The site I chose for them is my "Woodblocx" raised bed, which stands apart from my other ones. I haven't grown Broad Beans in it for several years. A few days before planting I had given the bed a thin layer of home-made compost (I would have used more if I had had any!) and lightly forked it over. The soil in this bed is already light and fertile but an annual dose of fresh compost keeps it in good condition.

Before planting the Broad Beans I laid them out in a row to make sure I got the spacing right. I had 14 plants available, but I only used 10 because I didn't want them to be too crowded. With a row of ten they end up being about 20cm apart.


Planting was a very quick job - make a hole with a trowel; insert plant; backfill with soil and tamp down; done! It was gratifying to see that the plants all had really well-developed root systems, which hopefully means they will grow up big and strong.


There we are -job done!


After planting I covered the row of beans with two of my venerable "Longrow" tunnel-cloches. When I first got these I reckoned them to be very flimsy and thought they wouldn't last very long, but I have been proved wrong. I can't remember when I bought them but it was probably at least ten years ago.


Covering the plants with cloches serves two purposes: it protects them from the weather (we have gales of wind again here); and it protects them from the Night-time Diggers (i.e. foxes, badgers, cats etc) which cause such havoc in my garden if I don't take precautions.

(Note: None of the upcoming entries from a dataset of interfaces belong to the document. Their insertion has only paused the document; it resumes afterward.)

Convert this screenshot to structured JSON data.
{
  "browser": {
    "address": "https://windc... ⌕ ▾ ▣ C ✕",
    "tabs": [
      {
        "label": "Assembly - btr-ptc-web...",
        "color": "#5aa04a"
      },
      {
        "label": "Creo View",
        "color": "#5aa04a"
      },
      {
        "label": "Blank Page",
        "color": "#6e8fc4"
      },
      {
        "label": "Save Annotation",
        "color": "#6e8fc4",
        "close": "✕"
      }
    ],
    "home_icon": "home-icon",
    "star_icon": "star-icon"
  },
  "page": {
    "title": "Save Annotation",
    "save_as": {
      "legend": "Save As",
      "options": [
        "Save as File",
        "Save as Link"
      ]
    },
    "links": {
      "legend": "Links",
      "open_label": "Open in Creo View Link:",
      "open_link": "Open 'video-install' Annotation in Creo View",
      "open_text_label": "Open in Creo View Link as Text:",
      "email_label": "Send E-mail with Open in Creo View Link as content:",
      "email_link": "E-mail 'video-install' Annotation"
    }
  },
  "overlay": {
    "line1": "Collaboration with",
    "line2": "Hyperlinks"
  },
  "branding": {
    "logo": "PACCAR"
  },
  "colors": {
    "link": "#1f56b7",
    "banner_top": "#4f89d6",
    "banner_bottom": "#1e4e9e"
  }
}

The other half of this bed will be used for a similar row of beans, but of a different variety - "Imperial Green Longpod", which are about two weeks behind this first batch. In a garden as small as mine I could never hope to grow enough beans to make it worthwhile freezing any, so I just stagger the harvest by growing two types and sowing them a couple of weeks apart. This way I should be cropping Broad Beans for about 4 or 5 weeks, but not till late June or early July.

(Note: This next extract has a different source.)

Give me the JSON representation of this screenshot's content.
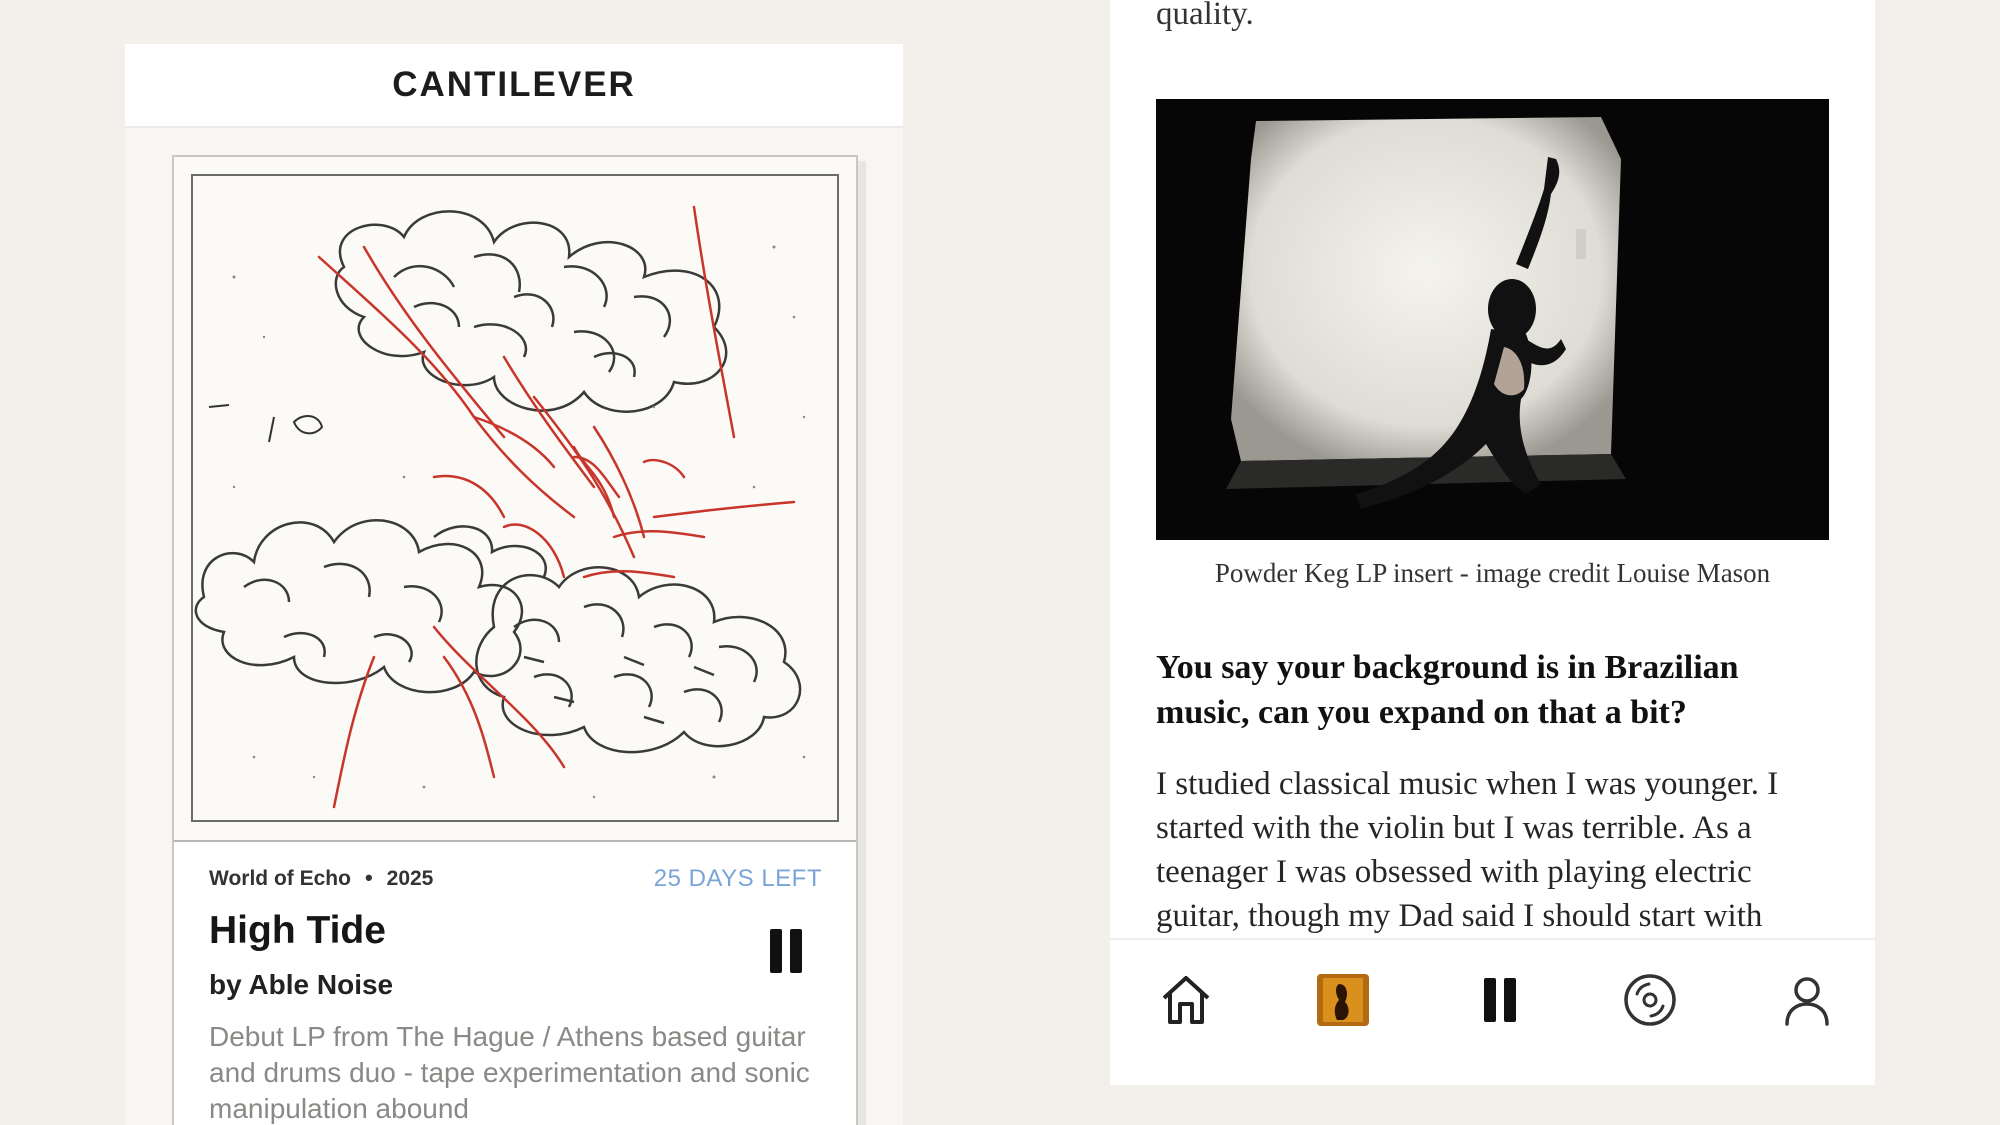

By the way, on the same day that I planted the beans (my first planting of 2020) I also harvested the first few spears of my Purple Sprouting Broccoli, sown last May. Seems fitting, doesn't it?



PSB "Red Arrow"